I thought pretty deeply about their family during my visit last summer. I noticed that my uncle was drinking more than usual, staying out late almost every night to drink with his friends. There was almost zero affection between him and my aunt, and it made me wonder why they married in the first place. They’re so different — how could they end up liking each other, much less falling in love?
My secret theory was that after her divorce, my aunt needed someone to provide for her and Tian, and my uncle [he might have been a divorcee too, I don’t remember] needed a family to come home to and provide some kind of purpose for his money-making. It sounds heartless for me to be speculating about a situation of which I know nothing, but my mind often envisions the worst possible scenario in any given situation, so that’s how I ended up with that conjecture.
You’ve probably noticed that I’ve spent the past 900 words decidedly neglecting to talk about Tian’s visit to our home. This is because I barely spent any time with her. When my parents first told me that she was coming, I imagined staying up late talking about life and boyfriends and such. It probably took mere hours for that anticipation to be replaced with a slight feeling of dread as I recalled her abrasive personality.
As things turned out, I was unexpectedly busy during Labor Day Weekend and didn’t have much time to hang out anyway. I would be in my room working on a story and Tian would come in to ask me something or another, such as why my room was so messy [looked okay to me] and whether she could see my diploma [it was downstairs]. Each time, I would have to tell myself to be positive while immediately feeling bad for having to force it.
I knew she meant well, but I have a very low tolerance for inane questions, and some conversations we had were downright silly. So the second floor of our house has two bathrooms: one between my room and the guest room and one in my parents’ bedroom. On the first night, after my brother came out of our shared bathroom [which has two sinks], Tian asked me without a trace of jest, “If your parents have their own bathroom and your brother uses this one, which one do you use?” What? Obviously I bathe in the mud pit in the backyard. Duh.

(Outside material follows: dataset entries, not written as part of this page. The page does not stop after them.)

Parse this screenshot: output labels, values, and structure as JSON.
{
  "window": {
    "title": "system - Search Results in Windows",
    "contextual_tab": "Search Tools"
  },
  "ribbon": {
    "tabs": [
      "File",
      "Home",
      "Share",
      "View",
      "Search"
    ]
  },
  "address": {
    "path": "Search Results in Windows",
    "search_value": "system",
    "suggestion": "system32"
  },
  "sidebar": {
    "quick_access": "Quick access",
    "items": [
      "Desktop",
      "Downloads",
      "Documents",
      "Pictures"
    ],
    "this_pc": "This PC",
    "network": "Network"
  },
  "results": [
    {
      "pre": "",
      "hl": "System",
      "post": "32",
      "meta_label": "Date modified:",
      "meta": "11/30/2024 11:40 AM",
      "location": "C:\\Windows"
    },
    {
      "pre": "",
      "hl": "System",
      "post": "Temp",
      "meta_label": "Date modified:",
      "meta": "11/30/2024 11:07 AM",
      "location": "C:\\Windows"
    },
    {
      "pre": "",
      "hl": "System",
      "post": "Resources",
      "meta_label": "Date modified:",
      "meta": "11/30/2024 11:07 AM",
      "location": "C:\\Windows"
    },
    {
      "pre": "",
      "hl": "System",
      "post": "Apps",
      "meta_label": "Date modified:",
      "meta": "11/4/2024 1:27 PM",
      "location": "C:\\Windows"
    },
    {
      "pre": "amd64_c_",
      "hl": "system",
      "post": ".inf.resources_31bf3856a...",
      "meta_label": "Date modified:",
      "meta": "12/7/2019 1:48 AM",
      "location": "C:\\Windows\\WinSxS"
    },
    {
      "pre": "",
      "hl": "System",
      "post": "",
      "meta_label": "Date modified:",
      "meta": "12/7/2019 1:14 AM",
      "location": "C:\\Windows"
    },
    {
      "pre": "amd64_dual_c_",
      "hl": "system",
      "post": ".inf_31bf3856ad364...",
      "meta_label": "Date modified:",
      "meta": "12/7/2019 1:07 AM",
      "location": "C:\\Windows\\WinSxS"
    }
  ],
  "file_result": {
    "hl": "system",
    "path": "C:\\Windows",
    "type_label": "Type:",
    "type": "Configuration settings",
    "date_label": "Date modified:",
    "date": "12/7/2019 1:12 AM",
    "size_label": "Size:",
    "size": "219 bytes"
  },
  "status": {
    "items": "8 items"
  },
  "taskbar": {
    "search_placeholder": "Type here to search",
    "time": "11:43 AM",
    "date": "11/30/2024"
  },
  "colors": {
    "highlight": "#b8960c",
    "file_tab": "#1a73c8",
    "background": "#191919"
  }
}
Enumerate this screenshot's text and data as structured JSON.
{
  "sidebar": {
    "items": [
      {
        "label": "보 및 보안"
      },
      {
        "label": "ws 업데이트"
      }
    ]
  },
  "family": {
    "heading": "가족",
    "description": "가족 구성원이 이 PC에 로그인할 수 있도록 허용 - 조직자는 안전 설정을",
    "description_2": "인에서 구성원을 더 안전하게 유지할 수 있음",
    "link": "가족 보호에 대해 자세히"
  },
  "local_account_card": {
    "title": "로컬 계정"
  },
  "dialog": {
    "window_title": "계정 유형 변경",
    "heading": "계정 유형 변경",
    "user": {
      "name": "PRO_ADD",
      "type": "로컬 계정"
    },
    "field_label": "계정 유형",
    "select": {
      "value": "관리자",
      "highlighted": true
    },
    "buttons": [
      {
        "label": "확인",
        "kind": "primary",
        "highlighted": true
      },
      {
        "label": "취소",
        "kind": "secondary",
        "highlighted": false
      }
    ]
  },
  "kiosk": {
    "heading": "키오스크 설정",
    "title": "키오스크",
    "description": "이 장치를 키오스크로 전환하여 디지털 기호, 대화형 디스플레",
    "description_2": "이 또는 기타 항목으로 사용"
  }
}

Another time, my brother came home from school/somewhere and went into our bathroom while she was in her room, and she came out and randomly asked me who was using the bathroom. Well, if it’s not me and not my parents who have their own bathroom, then it must be the ghost who lives in the attic! What is it to you anyway? At the time I could only avert my gaze and give her a serious answer, but afterward, I was left scratching my head. And despite her stepfather being an English teacher and presumably being an excellent English student in China, she refused to speak any English to me or my brother while visiting. She could barely even recall the English titles of the American shows she asked me about. Maybe she was just self-conscious.
If I sound like a mean person, it’s because I am. I couldn’t be bothered to take time out of my “busy” schedule to hang out with my cousin who flew all the way from China then all the way from Texas, and it was simply because I didn’t love her enough, in feeling or action. I’ve realized that it’s often family members who best reflect your true self, whether it’s a deep love that causes me to do all kinds of random favors for my brother or the just-as-deep ambivalence that results in me not being able to help him with his more profound issues.
I hope I can make it up to Tian someday. Now that she’s in America long-term, maybe we’ll be able to grow close as cousins one day. Maybe.